- _Problem statement_:
Please give every record below again exactly, and keep the pictures out.

********************

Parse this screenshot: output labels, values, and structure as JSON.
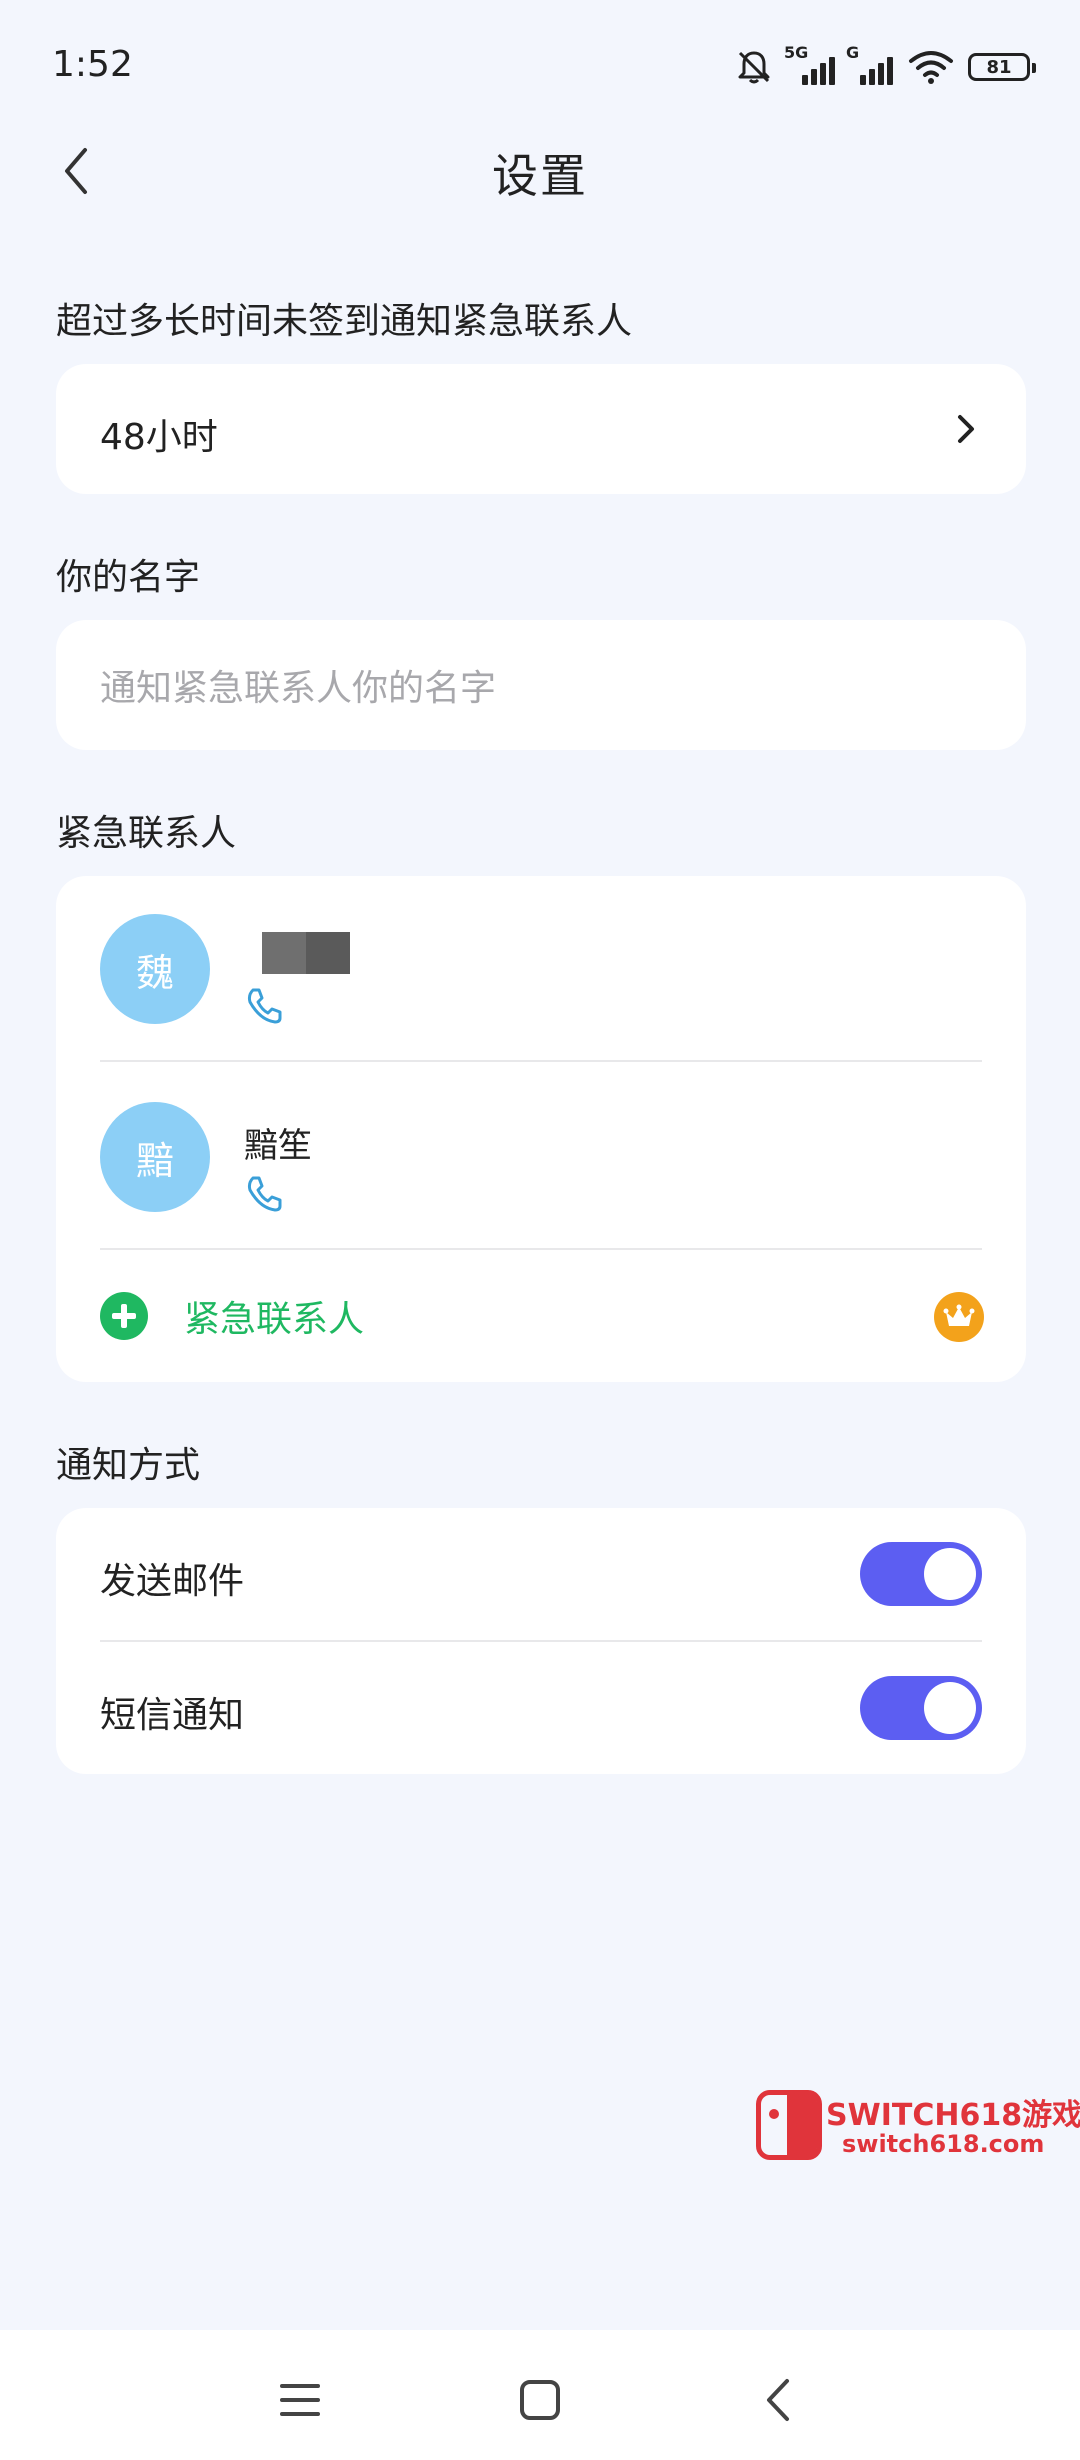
{
  "status_bar": {
    "time": "1:52",
    "network_1": "5G",
    "network_2": "G",
    "battery": "81"
  },
  "header": {
    "title": "设置"
  },
  "checkin_section": {
    "label": "超过多长时间未签到通知紧急联系人",
    "value": "48小时"
  },
  "name_section": {
    "label": "你的名字",
    "placeholder": "通知紧急联系人你的名字"
  },
  "contacts_section": {
    "label": "紧急联系人",
    "contacts": [
      {
        "avatar": "魏",
        "name": "",
        "phone_icon": "phone-icon"
      },
      {
        "avatar": "黯",
        "name": "黯笙",
        "phone_icon": "phone-icon"
      }
    ],
    "add_label": "紧急联系人",
    "add_icon": "plus-circle-icon",
    "premium_icon": "crown-icon"
  },
  "notify_section": {
    "label": "通知方式",
    "options": [
      {
        "label": "发送邮件",
        "enabled": true
      },
      {
        "label": "短信通知",
        "enabled": true
      }
    ]
  },
  "watermark": {
    "title": "SWITCH618游戏",
    "url": "switch618.com"
  },
  "colors": {
    "background": "#f3f6fd",
    "accent_green": "#1fb861",
    "toggle_on": "#5c5ef2",
    "avatar": "#8ccff6",
    "crown": "#f3a21b"
  }
}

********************

- _Task solution_:
Parse this screenshot: output labels, values, and structure as JSON.
{
  "status_bar": {
    "time": "1:52",
    "network_1": "5G",
    "network_2": "G",
    "battery": "81"
  },
  "header": {
    "title": "设置"
  },
  "checkin_section": {
    "label": "超过多长时间未签到通知紧急联系人",
    "value": "48小时"
  },
  "name_section": {
    "label": "你的名字",
    "placeholder": "通知紧急联系人你的名字"
  },
  "contacts_section": {
    "label": "紧急联系人",
    "contacts": [
      {
        "avatar": "魏",
        "name": "",
        "phone_icon": "phone-icon"
      },
      {
        "avatar": "黯",
        "name": "黯笙",
        "phone_icon": "phone-icon"
      }
    ],
    "add_label": "紧急联系人",
    "add_icon": "plus-circle-icon",
    "premium_icon": "crown-icon"
  },
  "notify_section": {
    "label": "通知方式",
    "options": [
      {
        "label": "发送邮件",
        "enabled": true
      },
      {
        "label": "短信通知",
        "enabled": true
      }
    ]
  },
  "watermark": {
    "title": "SWITCH618游戏",
    "url": "switch618.com"
  },
  "colors": {
    "background": "#f3f6fd",
    "accent_green": "#1fb861",
    "toggle_on": "#5c5ef2",
    "avatar": "#8ccff6",
    "crown": "#f3a21b"
  }
}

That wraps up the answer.